Video

Video US Businesses See Cuba as New Frontier

The Obama administration's opening toward Cuba is giving U.S. companies hope they'll be able to do business in Cuba despite the continuation of the U.S. economic embargo against the communist nation. Some American companies have been able to export some products to Cuba, but the recent lifting of Cuba's terrorism designation could relax other restrictions. As VOA's Daniela Schrier reports, corporate heavy hitters are lining up to head across the Florida Straits - though experts urge caution.
Video

Video Kenya Launches Police Recruitment Drive After Terror Attacks

Kenya launched a major police recruitment drive this week as part of a large-scale effort to boost security following a recent spate of terror attacks. VOA’s Gabe Joselow reports that allegations of corruption in the process are raising old concerns about the integrity of Kenya’s security forces.
Video

Video Japan, China in Race for Asia High-Speed Rail Projects

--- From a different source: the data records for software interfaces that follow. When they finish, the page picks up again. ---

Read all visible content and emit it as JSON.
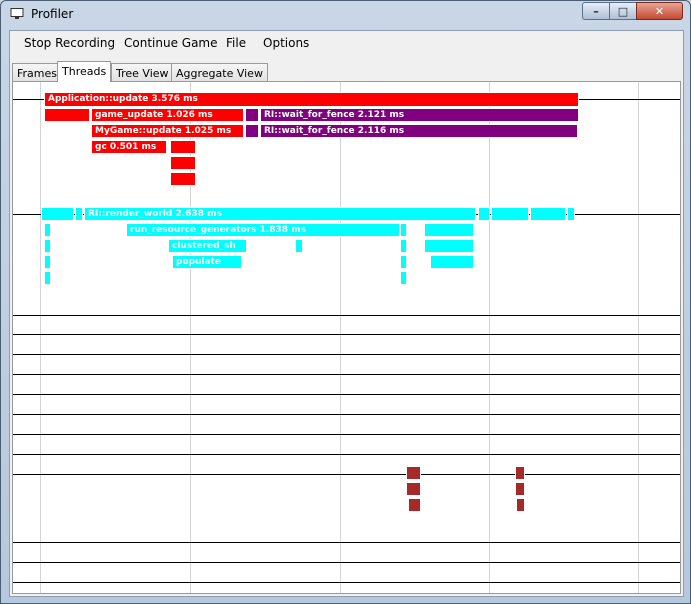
{
  "window": {
    "title": "Profiler",
    "minimize_glyph": "–",
    "maximize_glyph": "□",
    "close_glyph": "✕",
    "app_icon": "monitor-icon"
  },
  "menu": [
    "Stop Recording",
    "Continue Game",
    "File",
    "Options"
  ],
  "tabs": [
    {
      "label": "Frames",
      "active": false
    },
    {
      "label": "Threads",
      "active": true
    },
    {
      "label": "Tree View",
      "active": false
    },
    {
      "label": "Aggregate View",
      "active": false
    }
  ],
  "threads": {
    "main": {
      "application_update": "Application::update  3.576 ms",
      "game_update": "game_update  1.026 ms",
      "mygame_update": "MyGame::update  1.025 ms",
      "gc": "gc  0.501 ms",
      "wait_for_fence_1": "RI::wait_for_fence  2.121 ms",
      "wait_for_fence_2": "RI::wait_for_fence  2.116 ms"
    },
    "render": {
      "render_world": "RI::render_world  2.638 ms",
      "run_resource_generators": "run_resource_generators  1.838  ms",
      "clustered_sh": "clustered_sh",
      "populate": "populate"
    }
  },
  "colors": {
    "main_thread": "#ff0000",
    "wait_fence": "#800080",
    "render_thread": "#00ffff",
    "worker_thread": "#a52a2a"
  }
}
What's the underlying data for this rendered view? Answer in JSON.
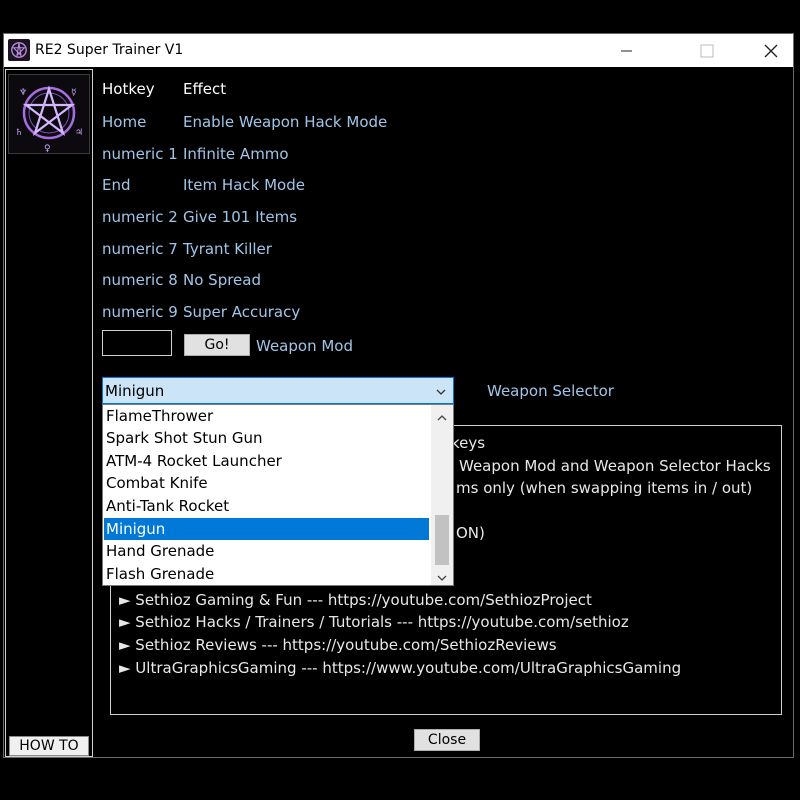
{
  "window": {
    "title": "RE2 Super Trainer V1"
  },
  "sidebar": {
    "howto_label": "HOW TO"
  },
  "hotkeys": {
    "header": {
      "hotkey": "Hotkey",
      "effect": "Effect"
    },
    "rows": [
      {
        "key": "Home",
        "effect": "Enable Weapon Hack Mode"
      },
      {
        "key": "numeric 1",
        "effect": "Infinite Ammo"
      },
      {
        "key": "End",
        "effect": "Item Hack Mode"
      },
      {
        "key": "numeric 2",
        "effect": "Give 101 Items"
      },
      {
        "key": "numeric 7",
        "effect": "Tyrant Killer"
      },
      {
        "key": "numeric 8",
        "effect": "No Spread"
      },
      {
        "key": "numeric 9",
        "effect": "Super Accuracy"
      }
    ]
  },
  "weapon_mod": {
    "input_value": "",
    "go_label": "Go!",
    "label": "Weapon Mod"
  },
  "weapon_selector": {
    "selected": "Minigun",
    "label": "Weapon Selector",
    "options": [
      "FlameThrower",
      "Spark Shot Stun Gun",
      "ATM-4 Rocket Launcher",
      "Combat Knife",
      "Anti-Tank Rocket",
      "Minigun",
      "Hand Grenade",
      "Flash Grenade"
    ]
  },
  "info": {
    "lines_partial": [
      "keys",
      "Weapon Mod and Weapon Selector Hacks",
      "ms only (when swapping items in / out)",
      "ON)"
    ],
    "links": [
      "► Sethioz Gaming & Fun --- https://youtube.com/SethiozProject",
      "► Sethioz Hacks / Trainers / Tutorials --- https://youtube.com/sethioz",
      "► Sethioz Reviews --- https://youtube.com/SethiozReviews",
      "► UltraGraphicsGaming --- https://www.youtube.com/UltraGraphicsGaming"
    ]
  },
  "footer": {
    "close_label": "Close"
  }
}
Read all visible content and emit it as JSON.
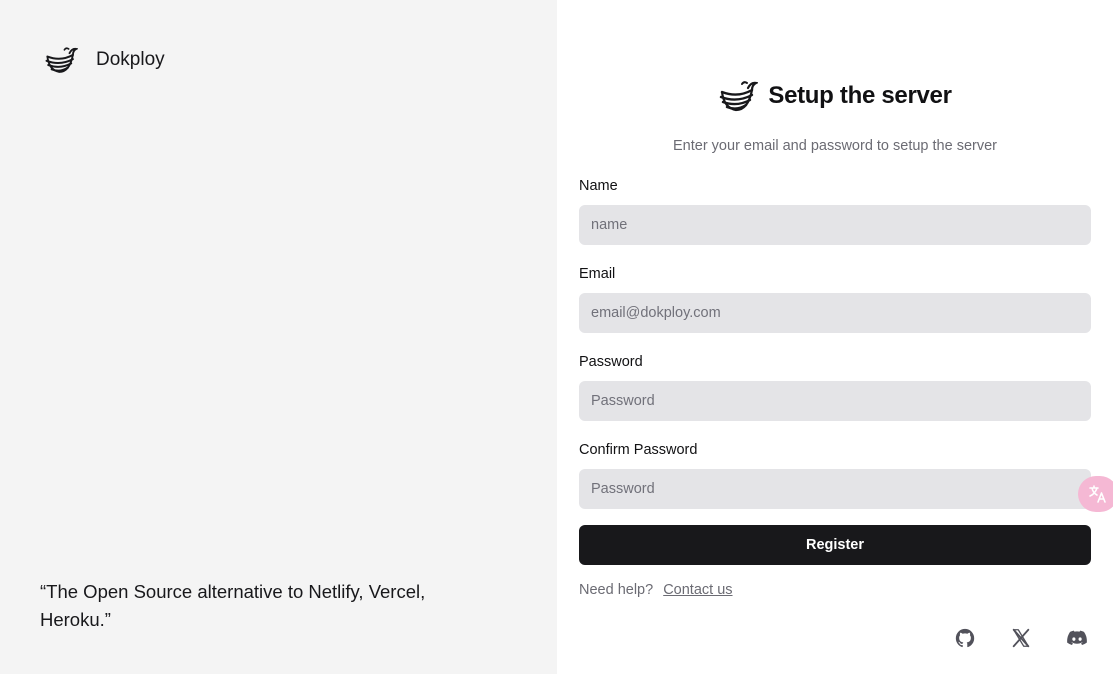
{
  "brand": {
    "name": "Dokploy",
    "icon": "dokploy-whale-logo-icon"
  },
  "quote": "“The Open Source alternative to Netlify, Vercel, Heroku.”",
  "form": {
    "title": "Setup the server",
    "subtitle": "Enter your email and password to setup the server",
    "fields": {
      "name": {
        "label": "Name",
        "placeholder": "name",
        "value": ""
      },
      "email": {
        "label": "Email",
        "placeholder": "email@dokploy.com",
        "value": ""
      },
      "password": {
        "label": "Password",
        "placeholder": "Password",
        "value": ""
      },
      "confirm_password": {
        "label": "Confirm Password",
        "placeholder": "Password",
        "value": ""
      }
    },
    "submit_label": "Register",
    "help_text": "Need help?",
    "help_link": "Contact us"
  },
  "social_links": [
    {
      "icon": "github-icon"
    },
    {
      "icon": "x-twitter-icon"
    },
    {
      "icon": "discord-icon"
    }
  ],
  "translate_widget": {
    "icon": "translate-icon"
  },
  "colors": {
    "left_panel_bg": "#f4f4f4",
    "input_bg": "#e4e4e7",
    "primary_button_bg": "#18181b",
    "muted_text": "#6b6b73",
    "translate_fab_bg": "#f5b8d4"
  }
}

A lucrative competition is underway in Asia for billions of dollars in high-speed rail projects. Cambodia, India, Indonesia, Malaysia Thailand and Vietnam are among the countries planning to move onto the fast track. They are negotiating with Japan and the upstart Chinese who are locked in a duel to revolutionize transportation across Asia. VOA Correspondent Steve Herman in Bangkok has details.
Video

Video Scientists: Mosquitoes Attracted By Our Genes

Some people always seem to get bitten by mosquitoes more than others. Now, scientists have proved that is really the case - and they say it’s all because of genes. It’s hoped the research might lead to new preventative treatments for diseases like malaria, as Henry Ridgwell reports from London.
Video

Video Bible Museum Coming to Washington DC

Washington is the center of American political power and also home to some of the nation’s most visited museums. A new one that will showcase the Bible has skeptics questioning the motives of its conservative Christian funders. VOA religion correspondent Jerome Socolovsky reports.
Video

Video Afghan First Lady Pledges No Roll Back on Women's Rights

Afghan First Lady Rula Ghani, named one of Time's 100 Most Influential, says women should take part in talks with Taliban. VOA's Rokhsar Azamee has more from Kabul.

VOA Blogs